Both of us had been previously married. Both of us, therefore, were a little—okay a lot—anxious. So Wick and I decided to keep it simple and invite only our immediate family, and to have a bare bones wedding in the Lady Chapel at St. Patrick’s Cathedral in New York City.
Our family members were seated in the first two rows, waiting. Monsignor Weber, of Holy Trinity Church in Dallas, was at the altar, waiting. Finally, Wick said, “Shall we?” He took my arm and we walked down the very short aisle, and faced the priest for some readings from scripture and the exchange of our vows. We read an exquisite poem, “The Deer’s Cry” by St. Patrick. We kissed. And when we turned around as the priest announced, “ladies and gentlemen, Wick and Christine Allison” we were stunned to see the pews filled with some of our closest friends—who had crashed the wedding, flying in from all parts of the country to surprise us—along with dozens of unknown bystanders, mostly nosy older Irish women who just wanted to see what was going on.

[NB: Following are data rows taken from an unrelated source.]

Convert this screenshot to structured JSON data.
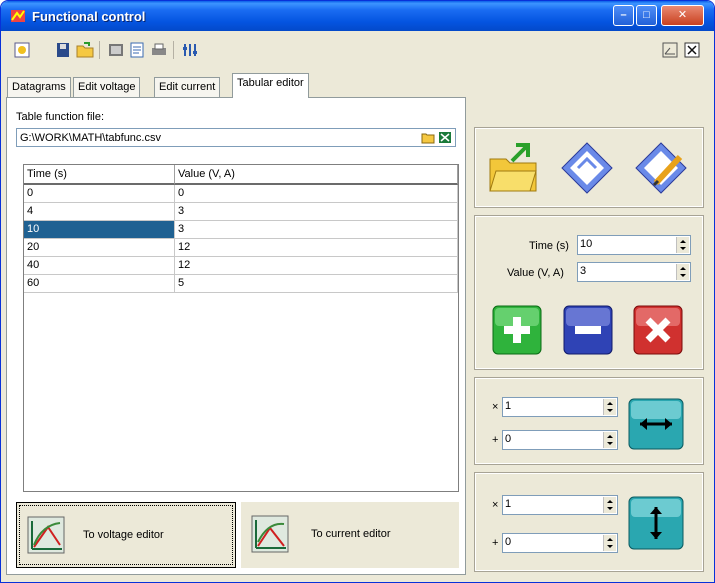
{
  "window": {
    "title": "Functional control",
    "controls": [
      "minimize",
      "maximize",
      "close"
    ]
  },
  "toolbar": {
    "tools": [
      "new-icon",
      "save-icon",
      "open-icon",
      "preview-icon",
      "page-icon",
      "print-icon",
      "settings-icon"
    ],
    "right_tools": [
      "restore-icon",
      "close-icon"
    ]
  },
  "tabs": [
    {
      "label": "Datagrams",
      "active": false
    },
    {
      "label": "Edit voltage",
      "active": false
    },
    {
      "label": "Edit current",
      "active": false
    },
    {
      "label": "Tabular editor",
      "active": true
    }
  ],
  "file": {
    "label": "Table function file:",
    "value": "G:\\WORK\\MATH\\tabfunc.csv"
  },
  "table": {
    "columns": [
      "Time (s)",
      "Value (V, A)"
    ],
    "rows": [
      [
        "0",
        "0"
      ],
      [
        "4",
        "3"
      ],
      [
        "10",
        "3"
      ],
      [
        "20",
        "12"
      ],
      [
        "40",
        "12"
      ],
      [
        "60",
        "5"
      ]
    ],
    "selected_row": 2
  },
  "bottom_buttons": {
    "voltage": "To voltage editor",
    "current": "To current editor"
  },
  "editor": {
    "time_label": "Time (s)",
    "time_value": "10",
    "value_label": "Value (V, A)",
    "value_value": "3"
  },
  "scale_x": {
    "mul_op": "×",
    "mul_value": "1",
    "add_op": "+",
    "add_value": "0"
  },
  "scale_y": {
    "mul_op": "×",
    "mul_value": "1",
    "add_op": "+",
    "add_value": "0"
  },
  "colors": {
    "titlebar": "#0454e0",
    "selection": "#1f6192",
    "add_button": "#2fb33c",
    "remove_button": "#2f43b5",
    "delete_button": "#d0312f",
    "scale_button": "#2aa7b0"
  }
}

It was a sublime, crisp-cold December day. We walked across the street to what was then the Helmsley Palace. We ordered extra champagne for the crashers, and we all toasted and reveled in the joy of surprise, the blood-rush of seeing the faces of everyone we loved in one room. Just knowing that we were members of this powerful tribe combined with the effects of two glasses of champagne assuaged our nerves.

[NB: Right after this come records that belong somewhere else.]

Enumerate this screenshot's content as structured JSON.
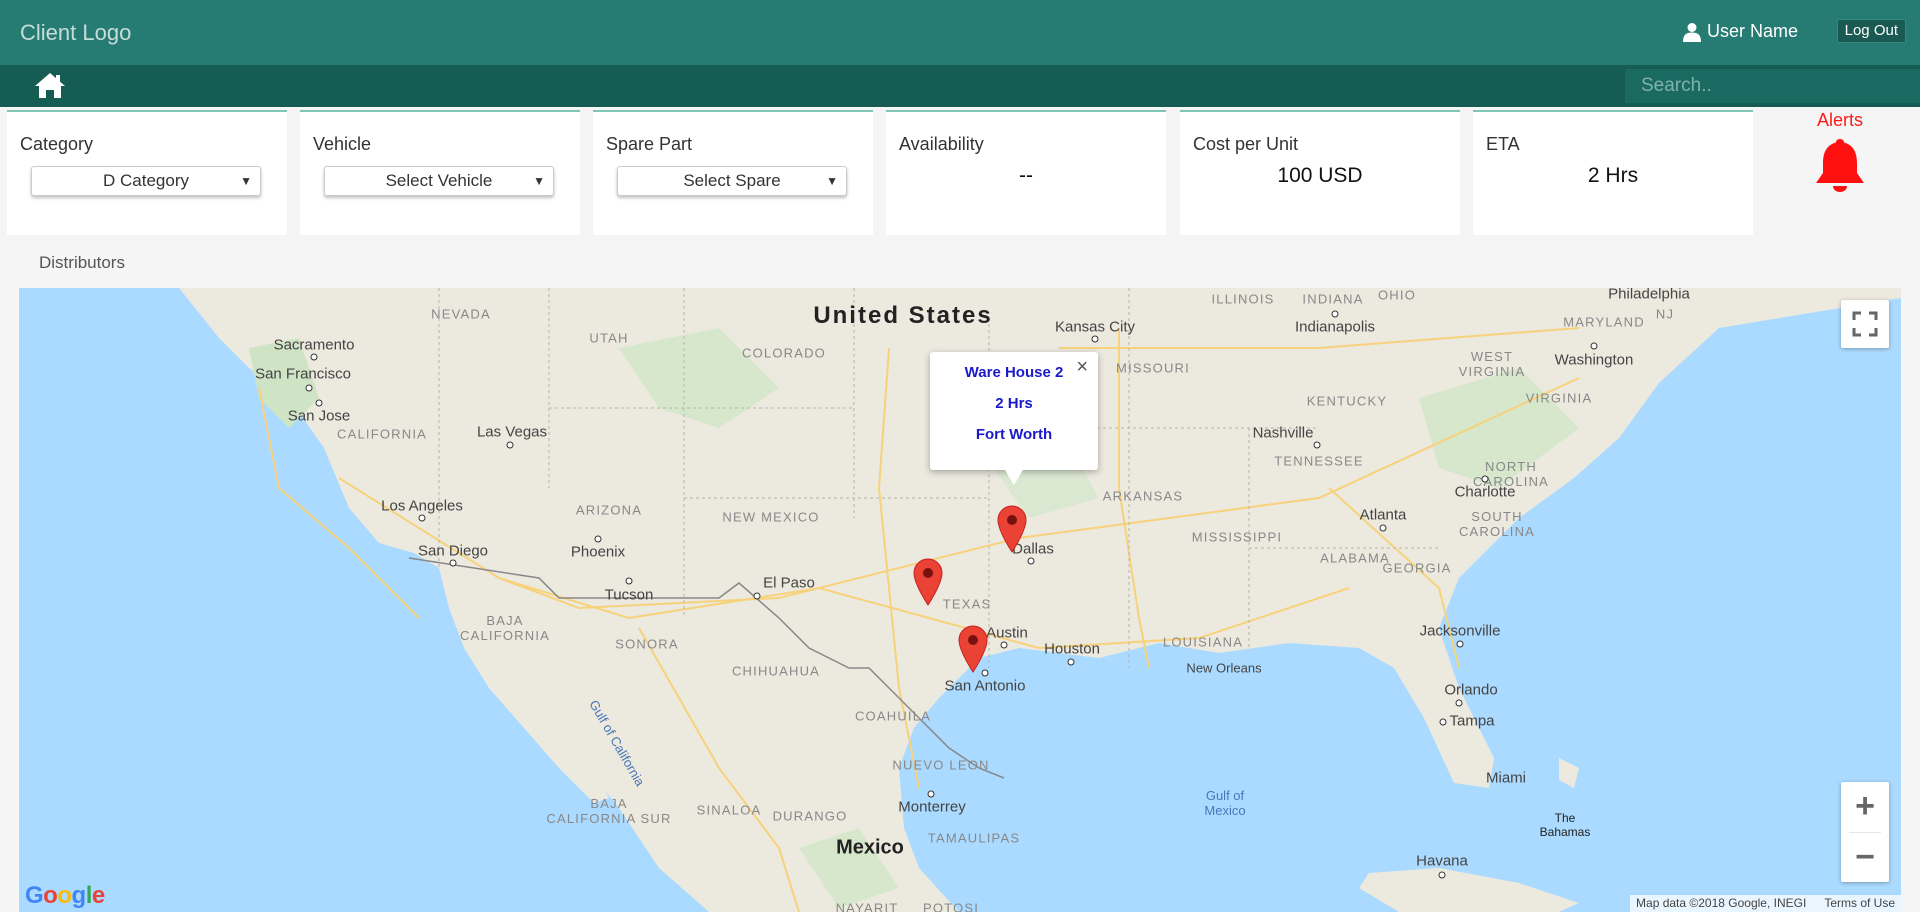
{
  "header": {
    "logo": "Client Logo",
    "user_name": "User Name",
    "logout_label": "Log Out"
  },
  "nav": {
    "search_placeholder": "Search.."
  },
  "filters": {
    "category": {
      "label": "Category",
      "value": "D Category"
    },
    "vehicle": {
      "label": "Vehicle",
      "value": "Select Vehicle"
    },
    "spare_part": {
      "label": "Spare Part",
      "value": "Select Spare"
    },
    "availability": {
      "label": "Availability",
      "value": "--"
    },
    "cost": {
      "label": "Cost per Unit",
      "value": "100 USD"
    },
    "eta": {
      "label": "ETA",
      "value": "2 Hrs"
    }
  },
  "alerts": {
    "label": "Alerts"
  },
  "section_title": "Distributors",
  "map": {
    "popup": {
      "name": "Ware House 2",
      "eta": "2 Hrs",
      "city": "Fort Worth"
    },
    "labels": {
      "country_us": "United States",
      "country_mx": "Mexico",
      "nevada": "NEVADA",
      "utah": "UTAH",
      "colorado": "COLORADO",
      "arizona": "ARIZONA",
      "new_mexico": "NEW MEXICO",
      "california": "CALIFORNIA",
      "texas": "TEXAS",
      "missouri": "MISSOURI",
      "arkansas": "ARKANSAS",
      "mississippi": "MISSISSIPPI",
      "alabama": "ALABAMA",
      "georgia": "GEORGIA",
      "louisiana": "LOUISIANA",
      "tennessee": "TENNESSEE",
      "kentucky": "KENTUCKY",
      "illinois": "ILLINOIS",
      "indiana": "INDIANA",
      "ohio": "OHIO",
      "west_virginia": "WEST\nVIRGINIA",
      "virginia": "VIRGINIA",
      "maryland": "MARYLAND",
      "nj": "NJ",
      "north_carolina": "NORTH\nCAROLINA",
      "south_carolina": "SOUTH\nCAROLINA",
      "baja_california": "BAJA\nCALIFORNIA",
      "sonora": "SONORA",
      "chihuahua": "CHIHUAHUA",
      "coahuila": "COAHUILA",
      "nuevo_leon": "NUEVO LEON",
      "sinaloa": "SINALOA",
      "durango": "DURANGO",
      "tamaulipas": "TAMAULIPAS",
      "baja_california_sur": "BAJA\nCALIFORNIA SUR",
      "nayarit": "NAYARIT",
      "potosi": "POTOSI",
      "sacramento": "Sacramento",
      "san_francisco": "San Francisco",
      "san_jose": "San Jose",
      "las_vegas": "Las Vegas",
      "los_angeles": "Los Angeles",
      "san_diego": "San Diego",
      "phoenix": "Phoenix",
      "tucson": "Tucson",
      "el_paso": "El Paso",
      "dallas": "Dallas",
      "austin": "Austin",
      "houston": "Houston",
      "san_antonio": "San Antonio",
      "kansas_city": "Kansas City",
      "indianapolis": "Indianapolis",
      "philadelphia": "Philadelphia",
      "washington": "Washington",
      "nashville": "Nashville",
      "charlotte": "Charlotte",
      "atlanta": "Atlanta",
      "jacksonville": "Jacksonville",
      "new_orleans": "New Orleans",
      "orlando": "Orlando",
      "tampa": "Tampa",
      "miami": "Miami",
      "monterrey": "Monterrey",
      "havana": "Havana",
      "the_bahamas": "The\nBahamas",
      "gulf_of_mexico": "Gulf of\nMexico",
      "gulf_of_california": "Gulf of California"
    },
    "attribution": "Map data ©2018 Google, INEGI",
    "terms": "Terms of Use",
    "google": "Google"
  }
}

But Wick and I are not social. Our plan, from the beginning, was to ditch our beloved family and friends. Outside the hotel a limousine was waiting to transport us to JFK so we could fly directly to Rome. On the flight, we sipped more champagne and, as planned, we used the time to address envelopes for our wedding announcements, which were ready for stuffing: “Buon Giorno from Roma!” We used a simple Gill Sans font in forest night green, printed on a beautiful pale cream stock. The paprika, as Diana Vreeland would say, would be a gorgeous Roman stamp. Once we got settled in Rome, we went to the poste e Telecomunicazioni to select our stamps and mail our announcements, and whatever anxieties we had went with them. The wedding was over. Now it was just Wick and me again, which was something we did well.
The Catholic rites and announcements tradition would carry through the years. When each of our four daughters was born, they were baptized at St. Patrick’s Cathedral, and we used the same pale cream card stock and Gill Sans font to announce their births. Thirty-five years of marriage later, or on our darkest days, better described as 35-years-of-not-being-divorced, I can say that our traditions such as the identical announcement cards meant more than I knew at the time we created them. Constancy is fragile. And in the end, that is what marriage is about. No matter how you arrange it, no matter how you make it work, every tradition, every holiday, every family joke, and a transcendent unity of purpose keeps that vow, that insane and radical commitment, alive. At least that has been our mad formula. That, and our daughters and, I believe, God. It was a short walk up the aisle. But for me it has been the longest, most trying—and most beautiful—journey of my life.